Segment Start: Data provided
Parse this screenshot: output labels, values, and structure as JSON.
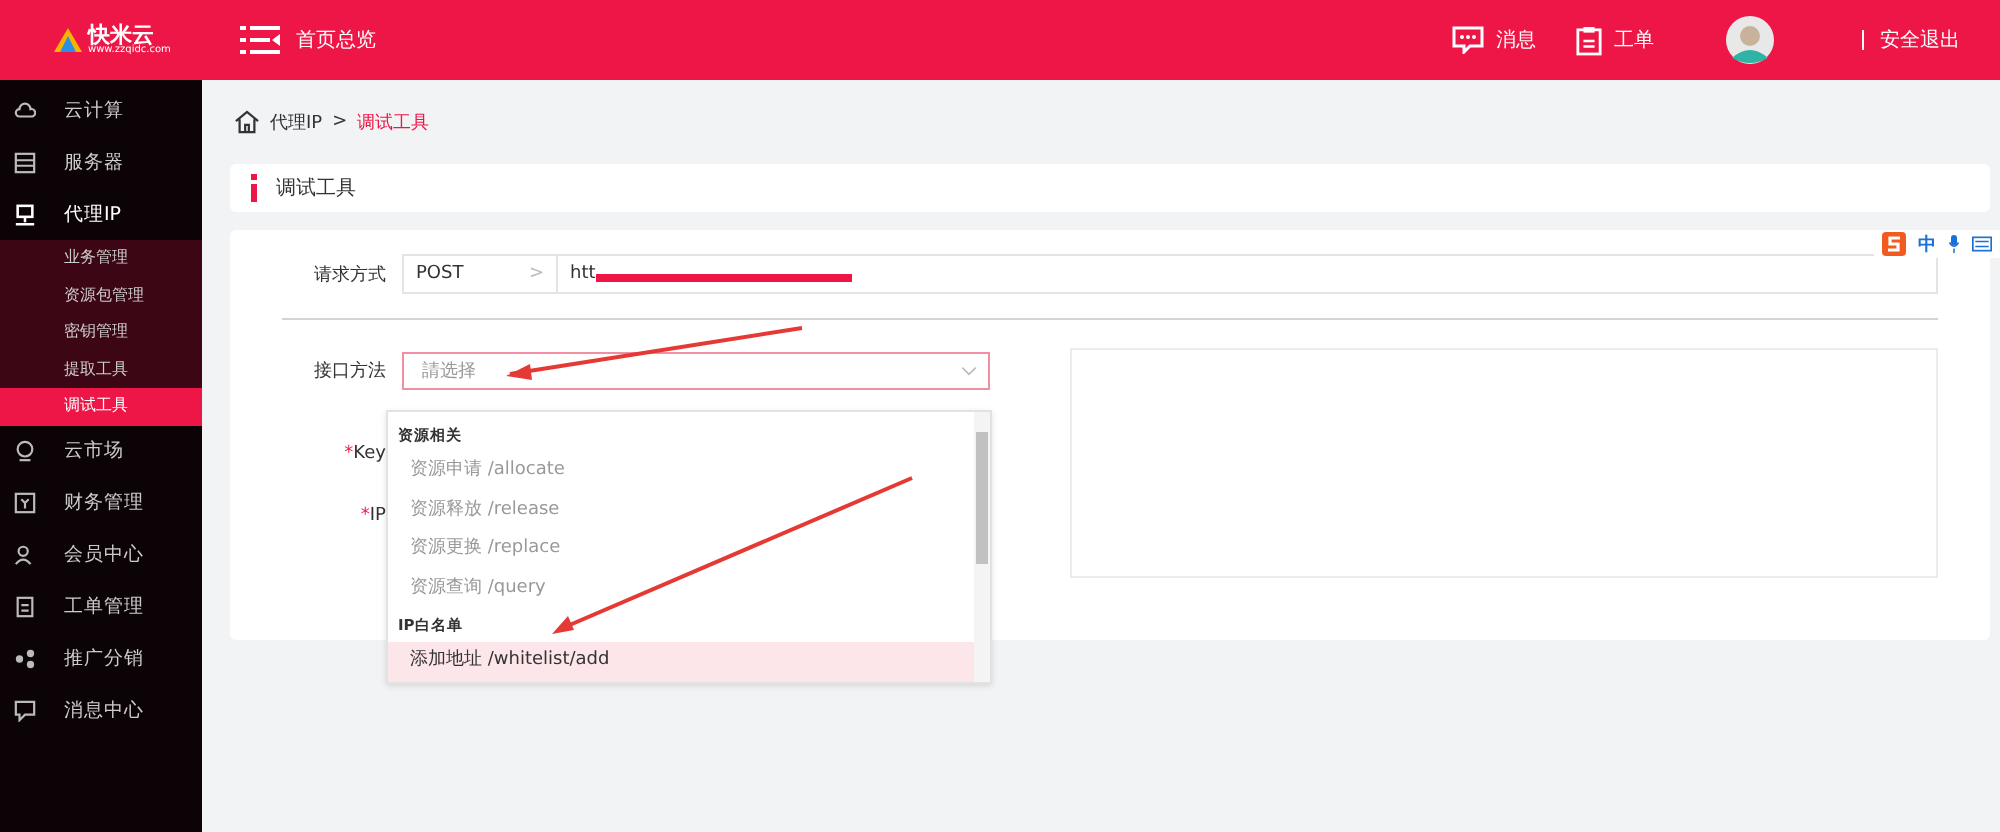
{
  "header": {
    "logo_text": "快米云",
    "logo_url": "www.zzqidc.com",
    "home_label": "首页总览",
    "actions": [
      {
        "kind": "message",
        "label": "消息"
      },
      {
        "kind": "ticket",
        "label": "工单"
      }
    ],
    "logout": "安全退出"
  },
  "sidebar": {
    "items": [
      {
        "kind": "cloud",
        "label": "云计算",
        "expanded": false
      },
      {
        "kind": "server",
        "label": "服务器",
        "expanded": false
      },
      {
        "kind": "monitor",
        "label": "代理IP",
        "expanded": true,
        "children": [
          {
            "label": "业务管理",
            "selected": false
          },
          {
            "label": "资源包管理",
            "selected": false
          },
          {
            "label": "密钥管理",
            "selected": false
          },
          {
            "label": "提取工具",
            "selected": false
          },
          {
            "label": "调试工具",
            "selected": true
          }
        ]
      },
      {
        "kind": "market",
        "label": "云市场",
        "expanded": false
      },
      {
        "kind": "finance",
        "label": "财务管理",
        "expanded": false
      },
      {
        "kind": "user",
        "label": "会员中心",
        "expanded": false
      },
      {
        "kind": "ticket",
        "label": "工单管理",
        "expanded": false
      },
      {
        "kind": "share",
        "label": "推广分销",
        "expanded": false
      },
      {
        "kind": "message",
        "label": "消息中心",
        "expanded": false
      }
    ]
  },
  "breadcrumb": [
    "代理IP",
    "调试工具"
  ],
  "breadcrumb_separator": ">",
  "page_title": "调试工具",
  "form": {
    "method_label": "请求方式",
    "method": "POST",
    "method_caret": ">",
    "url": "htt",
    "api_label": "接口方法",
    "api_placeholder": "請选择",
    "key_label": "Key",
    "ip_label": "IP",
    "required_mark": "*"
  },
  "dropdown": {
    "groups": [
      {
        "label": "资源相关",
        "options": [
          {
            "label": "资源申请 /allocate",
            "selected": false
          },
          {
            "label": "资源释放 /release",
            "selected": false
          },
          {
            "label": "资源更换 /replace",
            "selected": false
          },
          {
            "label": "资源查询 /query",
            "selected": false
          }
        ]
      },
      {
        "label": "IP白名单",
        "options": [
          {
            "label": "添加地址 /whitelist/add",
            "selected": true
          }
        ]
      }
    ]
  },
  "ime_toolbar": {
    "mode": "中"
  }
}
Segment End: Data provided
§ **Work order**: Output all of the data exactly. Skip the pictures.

§ **The completed task**:
Parse this screenshot: output labels, values, and structure as JSON.
{
  "header": {
    "logo_text": "快米云",
    "logo_url": "www.zzqidc.com",
    "home_label": "首页总览",
    "actions": [
      {
        "kind": "message",
        "label": "消息"
      },
      {
        "kind": "ticket",
        "label": "工单"
      }
    ],
    "logout": "安全退出"
  },
  "sidebar": {
    "items": [
      {
        "kind": "cloud",
        "label": "云计算",
        "expanded": false
      },
      {
        "kind": "server",
        "label": "服务器",
        "expanded": false
      },
      {
        "kind": "monitor",
        "label": "代理IP",
        "expanded": true,
        "children": [
          {
            "label": "业务管理",
            "selected": false
          },
          {
            "label": "资源包管理",
            "selected": false
          },
          {
            "label": "密钥管理",
            "selected": false
          },
          {
            "label": "提取工具",
            "selected": false
          },
          {
            "label": "调试工具",
            "selected": true
          }
        ]
      },
      {
        "kind": "market",
        "label": "云市场",
        "expanded": false
      },
      {
        "kind": "finance",
        "label": "财务管理",
        "expanded": false
      },
      {
        "kind": "user",
        "label": "会员中心",
        "expanded": false
      },
      {
        "kind": "ticket",
        "label": "工单管理",
        "expanded": false
      },
      {
        "kind": "share",
        "label": "推广分销",
        "expanded": false
      },
      {
        "kind": "message",
        "label": "消息中心",
        "expanded": false
      }
    ]
  },
  "breadcrumb": [
    "代理IP",
    "调试工具"
  ],
  "breadcrumb_separator": ">",
  "page_title": "调试工具",
  "form": {
    "method_label": "请求方式",
    "method": "POST",
    "method_caret": ">",
    "url": "htt",
    "api_label": "接口方法",
    "api_placeholder": "請选择",
    "key_label": "Key",
    "ip_label": "IP",
    "required_mark": "*"
  },
  "dropdown": {
    "groups": [
      {
        "label": "资源相关",
        "options": [
          {
            "label": "资源申请 /allocate",
            "selected": false
          },
          {
            "label": "资源释放 /release",
            "selected": false
          },
          {
            "label": "资源更换 /replace",
            "selected": false
          },
          {
            "label": "资源查询 /query",
            "selected": false
          }
        ]
      },
      {
        "label": "IP白名单",
        "options": [
          {
            "label": "添加地址 /whitelist/add",
            "selected": true
          }
        ]
      }
    ]
  },
  "ime_toolbar": {
    "mode": "中"
  }
}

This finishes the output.